Monday, February 18, 2008

New Nepal Tied Down By The Old

For quite some time now, Prime Minister Girija Prasad Koirala has been sounding like King Gyanendra. Lately, Maoist chairman Prachanda is echoing Ganesh Man Singh. Unified Marxist-Leninist (UML) general secretary Madhav Kumar Nepal reminds you of, well, Sher Bahadur Deuba.
National sovereignty and territorial integrity seem to have become the pivots of the legacy Koirala wants to build. Having done his best to de-develop the nation in its people’s name, Prachanda now envisages an economic revolution. The road to the putative presidency is paved with the hopes of its people. Madhav Nepal has an immediate focus: elections at all costs.
The national interest isn’t a concept Nepalis generally associate with Koirala. From Tanakpur to the privatization of Chinese-built enterprises, Koirala’s first term as premier was a saga of obeisance to the south. He never seemed to mind the “pro-Indian” tag.
This time, Koirala seems intent on undercutting his land of birth at every opportunity. Holding Indian officialdom complicit in everything from hijacking to currency counterfeiting to the Terai crisis, Koirala has warmed up to the Chinese. The handover of Dr. Kidney, too, seemed more of an effort to forestall the political fallout of Indian sleuths swooping on Kathmandu.
In some ways, this transformation – if that’s what it really is – mirrors that of his illustrious late brother. B.P. Koirala once campaigned against Nepal’s membership of the United Nations, arguing that it was merely an administrative unit of India. As Nepal’s first elected prime minister, he made some of the most passionate speeches ever in defense of Nepalese independence.

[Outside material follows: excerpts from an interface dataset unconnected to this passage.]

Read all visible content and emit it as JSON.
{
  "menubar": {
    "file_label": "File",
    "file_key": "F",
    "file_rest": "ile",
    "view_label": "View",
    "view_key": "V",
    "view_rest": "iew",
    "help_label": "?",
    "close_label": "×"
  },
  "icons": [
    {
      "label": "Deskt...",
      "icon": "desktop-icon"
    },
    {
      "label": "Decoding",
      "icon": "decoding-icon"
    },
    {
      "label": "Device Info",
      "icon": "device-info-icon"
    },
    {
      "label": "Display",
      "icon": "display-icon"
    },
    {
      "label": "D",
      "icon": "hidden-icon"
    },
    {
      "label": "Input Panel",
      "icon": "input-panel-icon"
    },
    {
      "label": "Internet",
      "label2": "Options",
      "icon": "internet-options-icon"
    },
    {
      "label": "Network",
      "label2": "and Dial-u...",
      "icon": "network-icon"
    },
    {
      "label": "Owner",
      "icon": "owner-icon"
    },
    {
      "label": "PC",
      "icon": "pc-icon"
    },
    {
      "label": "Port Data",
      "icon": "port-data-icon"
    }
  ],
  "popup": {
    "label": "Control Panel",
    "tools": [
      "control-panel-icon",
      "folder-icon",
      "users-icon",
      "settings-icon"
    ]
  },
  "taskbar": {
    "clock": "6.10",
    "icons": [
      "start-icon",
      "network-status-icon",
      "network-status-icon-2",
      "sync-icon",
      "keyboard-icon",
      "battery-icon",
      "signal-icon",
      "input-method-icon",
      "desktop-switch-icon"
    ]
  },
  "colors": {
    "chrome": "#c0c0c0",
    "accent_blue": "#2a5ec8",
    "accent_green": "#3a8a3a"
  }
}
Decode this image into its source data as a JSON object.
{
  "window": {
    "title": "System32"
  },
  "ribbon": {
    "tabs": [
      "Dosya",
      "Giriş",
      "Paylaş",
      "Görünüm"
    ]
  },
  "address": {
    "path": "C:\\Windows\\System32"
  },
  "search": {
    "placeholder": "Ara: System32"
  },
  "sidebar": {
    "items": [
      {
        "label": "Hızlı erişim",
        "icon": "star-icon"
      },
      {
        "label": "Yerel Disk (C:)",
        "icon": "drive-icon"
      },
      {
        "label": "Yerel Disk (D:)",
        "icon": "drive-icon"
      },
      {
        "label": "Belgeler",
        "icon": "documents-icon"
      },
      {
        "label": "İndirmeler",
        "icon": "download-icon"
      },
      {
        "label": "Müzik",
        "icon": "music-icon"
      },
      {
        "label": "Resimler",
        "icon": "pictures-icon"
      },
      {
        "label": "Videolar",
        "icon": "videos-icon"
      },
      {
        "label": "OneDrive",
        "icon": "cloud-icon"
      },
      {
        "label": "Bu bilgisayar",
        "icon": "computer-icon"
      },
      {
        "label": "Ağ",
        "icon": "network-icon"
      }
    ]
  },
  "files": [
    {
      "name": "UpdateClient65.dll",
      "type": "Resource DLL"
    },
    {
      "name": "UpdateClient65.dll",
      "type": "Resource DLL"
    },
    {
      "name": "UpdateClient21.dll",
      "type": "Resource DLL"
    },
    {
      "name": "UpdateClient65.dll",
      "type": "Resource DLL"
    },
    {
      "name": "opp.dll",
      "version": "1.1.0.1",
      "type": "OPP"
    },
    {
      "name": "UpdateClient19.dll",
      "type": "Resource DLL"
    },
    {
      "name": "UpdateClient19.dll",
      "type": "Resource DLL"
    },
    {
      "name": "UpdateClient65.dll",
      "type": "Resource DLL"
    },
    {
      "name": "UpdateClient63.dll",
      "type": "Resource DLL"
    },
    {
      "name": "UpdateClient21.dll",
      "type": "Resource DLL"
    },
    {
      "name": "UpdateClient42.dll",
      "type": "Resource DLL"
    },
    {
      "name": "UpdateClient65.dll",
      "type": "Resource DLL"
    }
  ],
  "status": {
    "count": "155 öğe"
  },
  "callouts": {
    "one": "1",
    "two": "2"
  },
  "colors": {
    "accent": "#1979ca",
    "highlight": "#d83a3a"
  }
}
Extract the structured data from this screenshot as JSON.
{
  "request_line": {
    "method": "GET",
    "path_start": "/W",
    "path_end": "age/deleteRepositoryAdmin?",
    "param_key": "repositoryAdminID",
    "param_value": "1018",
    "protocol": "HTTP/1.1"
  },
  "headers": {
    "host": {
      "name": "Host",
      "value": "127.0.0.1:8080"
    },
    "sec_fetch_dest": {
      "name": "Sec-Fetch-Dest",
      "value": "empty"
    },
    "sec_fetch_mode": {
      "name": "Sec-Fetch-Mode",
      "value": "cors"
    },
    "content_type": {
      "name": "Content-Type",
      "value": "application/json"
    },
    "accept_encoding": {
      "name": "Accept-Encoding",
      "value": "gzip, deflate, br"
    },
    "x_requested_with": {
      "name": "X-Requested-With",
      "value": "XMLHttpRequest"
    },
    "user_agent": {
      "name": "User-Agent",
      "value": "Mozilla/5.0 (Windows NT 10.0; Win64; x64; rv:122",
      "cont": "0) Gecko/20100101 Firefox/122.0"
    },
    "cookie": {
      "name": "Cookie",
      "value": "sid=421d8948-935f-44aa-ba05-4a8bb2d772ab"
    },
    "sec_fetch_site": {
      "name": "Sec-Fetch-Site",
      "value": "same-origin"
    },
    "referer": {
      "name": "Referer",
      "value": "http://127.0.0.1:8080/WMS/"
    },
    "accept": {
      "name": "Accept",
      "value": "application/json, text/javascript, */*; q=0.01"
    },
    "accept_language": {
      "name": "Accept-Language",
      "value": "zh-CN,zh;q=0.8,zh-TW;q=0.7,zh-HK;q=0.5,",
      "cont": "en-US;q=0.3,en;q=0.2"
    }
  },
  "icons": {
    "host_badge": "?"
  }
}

Of course, we all know what happened to B.P. Koirala after that. In the end, he found Sundarijal more comfortable than South Extension or Sarnath because of the deviousness of his Indian hosts. Much as he opposed King Gyanendra’s direct rule, Girija Prasad Koirala must have come face to face with his own helplessness in New Delhi during the pre-February 2005 phase.
Given his age and virtual indispensability to the other stakeholders in Nepal, Girija Prasad would probably avoid the direct humiliation heaped on his brother from the south. But New Delhi’s cardinal rule remains that Koiralas aren’t supposed to flaunt the China card.
The Indians have grudgingly left that to Prachanda. But the Chinese don’t seem to trust him enough. Their overtures to Rabindra Shrestha, leader of the breakaway Maoist faction are certainly not rooted in his abiding fondness for the Cultural Revolution.
Economic revolution is something Prachanda should quit talking about. Ganesh Man Singh’s vision after the 1990 democracy movement assumed that Nepal’s political contradictions had been settled for good. That end-of-history conceit had a certain respect during those heady times. But consider the flip side. The Koirala cabal succeeded in subverting Singh’s supreme leadership faster precisely because of such rhetorical flourishes.
The Maoists, who advanced on the impossibility of overnight economic improvement, should know better. Nepal’s almost six-decade-old quest for political equilibrium remains as unstable as ever.
Madhav Nepal seems to have grasped that well. There will never be a perfect situation for elections, he tells us. This conviction could easily have come from experience. If Deuba had gone ahead with the parliamentary election scheduled in November 2002, the UML would have benefited the most.
Deuba, who insisted that he postponed them only under pressure from other parties, could invited international monitors to offset the Maoists’ threats. Why the UML chief went along with the rest of the anti-Deuba crowd, resulting in King Gyanendra’s dismissal of Nepal’s last elected premier, is unclear. Less ambiguous is the fact that Madhav Nepal lost the most in the intervening years.
New Nepal is simply tied down by the old.